Anyway, the volume of critiques I've gotten through high school, college and into adult life has left me with a very thick skin and a very eager heart when it comes to hearing what others think of my work. I am happy to be grown up enough to know how to filter those opinions so I can use what I feel rings true and toss the rest.
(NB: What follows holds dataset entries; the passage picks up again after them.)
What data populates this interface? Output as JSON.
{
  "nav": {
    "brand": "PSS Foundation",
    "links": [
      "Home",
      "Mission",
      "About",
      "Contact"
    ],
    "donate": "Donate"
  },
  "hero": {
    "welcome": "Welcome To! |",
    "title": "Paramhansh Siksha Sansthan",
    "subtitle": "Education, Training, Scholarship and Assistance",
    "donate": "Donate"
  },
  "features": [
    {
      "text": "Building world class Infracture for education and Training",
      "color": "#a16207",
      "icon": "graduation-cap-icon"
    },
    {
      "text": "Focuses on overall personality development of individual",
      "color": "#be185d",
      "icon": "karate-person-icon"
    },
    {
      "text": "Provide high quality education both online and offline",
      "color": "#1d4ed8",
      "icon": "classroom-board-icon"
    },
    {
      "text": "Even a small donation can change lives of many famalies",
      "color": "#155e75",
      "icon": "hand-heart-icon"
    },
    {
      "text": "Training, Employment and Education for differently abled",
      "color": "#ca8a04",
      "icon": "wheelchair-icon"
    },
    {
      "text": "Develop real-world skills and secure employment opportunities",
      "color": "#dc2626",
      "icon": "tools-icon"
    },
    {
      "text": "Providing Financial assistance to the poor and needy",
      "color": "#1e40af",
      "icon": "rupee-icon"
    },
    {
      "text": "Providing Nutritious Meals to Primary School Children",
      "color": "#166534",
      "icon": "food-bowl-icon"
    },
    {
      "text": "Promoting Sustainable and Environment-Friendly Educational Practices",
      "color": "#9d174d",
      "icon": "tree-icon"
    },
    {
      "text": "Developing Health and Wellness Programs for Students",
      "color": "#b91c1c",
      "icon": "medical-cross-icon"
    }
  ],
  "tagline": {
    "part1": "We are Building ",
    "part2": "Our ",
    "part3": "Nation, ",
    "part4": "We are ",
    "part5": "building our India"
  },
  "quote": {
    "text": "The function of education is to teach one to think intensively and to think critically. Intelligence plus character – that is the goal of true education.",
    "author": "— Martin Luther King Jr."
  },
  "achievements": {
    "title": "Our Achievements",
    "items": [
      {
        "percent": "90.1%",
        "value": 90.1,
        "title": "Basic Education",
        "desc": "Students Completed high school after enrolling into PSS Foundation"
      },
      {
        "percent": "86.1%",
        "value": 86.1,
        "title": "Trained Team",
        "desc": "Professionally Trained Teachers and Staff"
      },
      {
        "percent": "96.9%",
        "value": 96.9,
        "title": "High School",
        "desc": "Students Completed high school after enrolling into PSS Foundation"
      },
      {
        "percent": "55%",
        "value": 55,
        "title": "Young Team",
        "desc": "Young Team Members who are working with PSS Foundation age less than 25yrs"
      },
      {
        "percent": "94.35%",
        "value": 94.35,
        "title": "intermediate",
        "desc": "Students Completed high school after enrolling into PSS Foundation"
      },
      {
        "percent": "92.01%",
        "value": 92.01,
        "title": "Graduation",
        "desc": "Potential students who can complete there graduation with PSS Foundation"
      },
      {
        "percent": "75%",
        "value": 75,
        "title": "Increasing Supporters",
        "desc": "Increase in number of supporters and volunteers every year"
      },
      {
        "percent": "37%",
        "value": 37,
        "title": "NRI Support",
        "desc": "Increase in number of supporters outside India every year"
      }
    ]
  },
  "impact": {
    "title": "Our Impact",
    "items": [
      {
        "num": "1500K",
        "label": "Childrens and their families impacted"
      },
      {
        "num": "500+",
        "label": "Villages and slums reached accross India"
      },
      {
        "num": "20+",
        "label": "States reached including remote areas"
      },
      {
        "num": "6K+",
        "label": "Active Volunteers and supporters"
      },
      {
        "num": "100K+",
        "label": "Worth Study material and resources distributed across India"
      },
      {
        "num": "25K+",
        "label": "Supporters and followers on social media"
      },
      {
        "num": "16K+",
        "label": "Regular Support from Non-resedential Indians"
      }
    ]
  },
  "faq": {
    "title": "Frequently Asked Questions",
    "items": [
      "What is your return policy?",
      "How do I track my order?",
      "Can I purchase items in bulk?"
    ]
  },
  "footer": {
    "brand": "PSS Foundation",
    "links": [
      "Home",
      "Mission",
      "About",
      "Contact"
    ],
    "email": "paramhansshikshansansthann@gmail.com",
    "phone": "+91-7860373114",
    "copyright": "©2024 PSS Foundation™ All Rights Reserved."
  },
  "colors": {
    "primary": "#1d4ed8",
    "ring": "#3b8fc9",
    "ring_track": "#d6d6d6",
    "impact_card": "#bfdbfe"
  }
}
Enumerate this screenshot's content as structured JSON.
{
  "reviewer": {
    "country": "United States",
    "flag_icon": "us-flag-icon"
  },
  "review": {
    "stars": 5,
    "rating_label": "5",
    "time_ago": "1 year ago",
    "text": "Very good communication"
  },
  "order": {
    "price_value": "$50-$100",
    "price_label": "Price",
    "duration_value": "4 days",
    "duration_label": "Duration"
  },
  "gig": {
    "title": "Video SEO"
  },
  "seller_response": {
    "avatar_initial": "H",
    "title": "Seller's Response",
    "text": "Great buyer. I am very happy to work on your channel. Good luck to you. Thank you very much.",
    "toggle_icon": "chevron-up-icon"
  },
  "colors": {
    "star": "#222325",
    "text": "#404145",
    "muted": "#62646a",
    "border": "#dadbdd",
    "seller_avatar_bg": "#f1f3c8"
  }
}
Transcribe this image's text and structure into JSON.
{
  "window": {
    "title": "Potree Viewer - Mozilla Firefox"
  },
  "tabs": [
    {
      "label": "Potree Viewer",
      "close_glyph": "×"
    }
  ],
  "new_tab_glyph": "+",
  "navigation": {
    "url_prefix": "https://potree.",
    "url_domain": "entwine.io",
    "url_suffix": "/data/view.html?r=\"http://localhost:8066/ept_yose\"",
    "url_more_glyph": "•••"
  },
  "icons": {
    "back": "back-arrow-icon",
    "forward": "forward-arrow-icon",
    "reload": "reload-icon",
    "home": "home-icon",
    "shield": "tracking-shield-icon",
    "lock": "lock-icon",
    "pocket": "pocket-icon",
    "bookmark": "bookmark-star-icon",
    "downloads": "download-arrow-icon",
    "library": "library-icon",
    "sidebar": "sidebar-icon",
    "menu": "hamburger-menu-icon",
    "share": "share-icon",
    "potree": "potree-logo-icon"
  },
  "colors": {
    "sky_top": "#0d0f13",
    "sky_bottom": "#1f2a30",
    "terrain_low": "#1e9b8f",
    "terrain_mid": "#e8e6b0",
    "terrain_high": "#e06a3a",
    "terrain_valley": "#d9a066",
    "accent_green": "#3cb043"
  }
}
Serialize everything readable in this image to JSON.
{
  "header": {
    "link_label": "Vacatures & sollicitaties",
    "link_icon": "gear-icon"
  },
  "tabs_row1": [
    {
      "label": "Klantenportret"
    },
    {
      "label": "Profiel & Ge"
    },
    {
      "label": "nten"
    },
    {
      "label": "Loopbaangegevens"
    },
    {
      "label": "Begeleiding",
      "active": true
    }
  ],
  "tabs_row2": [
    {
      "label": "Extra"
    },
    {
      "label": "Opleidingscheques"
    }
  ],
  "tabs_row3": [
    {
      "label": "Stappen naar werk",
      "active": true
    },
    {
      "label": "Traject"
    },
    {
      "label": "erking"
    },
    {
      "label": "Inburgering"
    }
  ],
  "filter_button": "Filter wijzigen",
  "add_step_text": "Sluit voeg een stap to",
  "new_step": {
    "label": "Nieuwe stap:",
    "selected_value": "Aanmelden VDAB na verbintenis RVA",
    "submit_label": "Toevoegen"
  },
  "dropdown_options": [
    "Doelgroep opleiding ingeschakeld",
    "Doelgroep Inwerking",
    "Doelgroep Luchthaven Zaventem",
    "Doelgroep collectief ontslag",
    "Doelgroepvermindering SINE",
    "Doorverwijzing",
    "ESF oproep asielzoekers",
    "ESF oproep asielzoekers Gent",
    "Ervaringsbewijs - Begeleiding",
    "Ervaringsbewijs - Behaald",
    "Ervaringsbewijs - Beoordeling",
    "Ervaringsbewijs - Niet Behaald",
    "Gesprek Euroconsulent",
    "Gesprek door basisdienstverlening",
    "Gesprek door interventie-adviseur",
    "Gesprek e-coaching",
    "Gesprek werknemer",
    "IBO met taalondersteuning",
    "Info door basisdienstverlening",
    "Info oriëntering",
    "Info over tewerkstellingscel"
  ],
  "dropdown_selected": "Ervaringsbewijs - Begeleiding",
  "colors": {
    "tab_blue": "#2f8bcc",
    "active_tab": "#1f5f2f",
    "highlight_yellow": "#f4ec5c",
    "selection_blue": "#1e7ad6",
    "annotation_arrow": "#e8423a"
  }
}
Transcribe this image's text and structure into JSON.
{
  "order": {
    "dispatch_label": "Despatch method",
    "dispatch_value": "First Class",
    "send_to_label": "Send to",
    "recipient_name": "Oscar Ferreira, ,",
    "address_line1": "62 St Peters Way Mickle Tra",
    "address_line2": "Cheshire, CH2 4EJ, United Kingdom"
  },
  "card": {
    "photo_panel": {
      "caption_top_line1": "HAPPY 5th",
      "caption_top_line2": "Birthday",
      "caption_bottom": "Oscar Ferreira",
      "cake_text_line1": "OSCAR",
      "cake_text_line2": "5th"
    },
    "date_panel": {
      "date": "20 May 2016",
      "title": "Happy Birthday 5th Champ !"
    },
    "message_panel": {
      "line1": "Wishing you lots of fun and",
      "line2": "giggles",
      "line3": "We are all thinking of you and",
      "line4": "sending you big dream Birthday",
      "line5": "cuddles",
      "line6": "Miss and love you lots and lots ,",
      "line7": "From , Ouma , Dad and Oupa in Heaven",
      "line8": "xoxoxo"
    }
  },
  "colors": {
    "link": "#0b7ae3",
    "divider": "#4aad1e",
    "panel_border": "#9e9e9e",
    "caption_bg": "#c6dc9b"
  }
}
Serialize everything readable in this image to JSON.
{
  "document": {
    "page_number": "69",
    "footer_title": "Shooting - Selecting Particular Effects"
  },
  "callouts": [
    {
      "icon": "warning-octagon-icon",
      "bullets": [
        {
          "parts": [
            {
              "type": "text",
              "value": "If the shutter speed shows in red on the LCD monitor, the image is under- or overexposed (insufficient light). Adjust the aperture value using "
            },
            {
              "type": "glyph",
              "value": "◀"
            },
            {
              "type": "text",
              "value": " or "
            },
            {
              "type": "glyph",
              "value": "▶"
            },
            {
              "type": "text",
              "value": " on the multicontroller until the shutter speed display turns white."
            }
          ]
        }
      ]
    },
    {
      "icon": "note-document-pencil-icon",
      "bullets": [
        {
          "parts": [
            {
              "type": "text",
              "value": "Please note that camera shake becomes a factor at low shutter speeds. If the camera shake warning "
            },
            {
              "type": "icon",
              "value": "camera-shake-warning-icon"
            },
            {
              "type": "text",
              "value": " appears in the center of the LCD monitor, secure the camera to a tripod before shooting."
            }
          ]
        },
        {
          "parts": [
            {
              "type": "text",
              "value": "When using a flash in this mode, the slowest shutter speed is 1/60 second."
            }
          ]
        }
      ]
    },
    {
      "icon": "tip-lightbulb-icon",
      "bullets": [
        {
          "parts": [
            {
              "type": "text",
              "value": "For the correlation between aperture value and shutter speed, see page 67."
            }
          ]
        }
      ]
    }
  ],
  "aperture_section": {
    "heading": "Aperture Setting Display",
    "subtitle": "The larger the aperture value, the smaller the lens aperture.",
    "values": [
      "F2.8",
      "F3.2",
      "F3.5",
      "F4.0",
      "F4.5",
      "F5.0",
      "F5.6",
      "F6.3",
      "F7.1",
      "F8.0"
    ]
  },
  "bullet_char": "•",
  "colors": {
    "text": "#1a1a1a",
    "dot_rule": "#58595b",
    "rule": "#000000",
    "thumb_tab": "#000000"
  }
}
Keeping that in mind you can understand how THRILLED I am to have recently registered to attend my first writer's conference. Aside from all the other cool stuff happening there I signed up for a one on one critique by one of the panel members of the first 15 pages of my manuscript and to have my *query letter discussed by the whole panel in front of all the conference attendees. I am stoked! This panel consists in part of a very successful young adult author, an agent who is near the top of my 'want to query' list, and the editor from Random House/Delacorte who handled the last two Harry Potter books for American distribution. Woo hoo! Even if they rip it to shreds it will be great, because then I'll know what I need to do to get better. If I was more computer literate I would even add a widget on my blog to count down the days until the conference.
So, go ahead. Call me crazy. Are you crazy, too? Or is it just me?
*A query letter is a dreaded monster of ancient date. Through the ages it has been known to cause normally sane, even reserved writers to end up on the brink of madness. How, you ask? By forcing them to distill their precious 50,000 - 80,000 (or even higher) word work of art into a one page summary which needs to include word count, genre, author credits/qualifications/contact information, a lovely paragraph of personalization to the agent/editor receiving it, and a synopsis of the book - all in about 300 words. Oh yes, and let's not forget that it's best if it reflects the mood and writing style of the actual novel. And of course, it must be absolutely perfect when it comes to grammar and typing. I dare you to ask any writer how many times they have rewritten their query. Personally, it has been so many times I don't even know the answer to that question.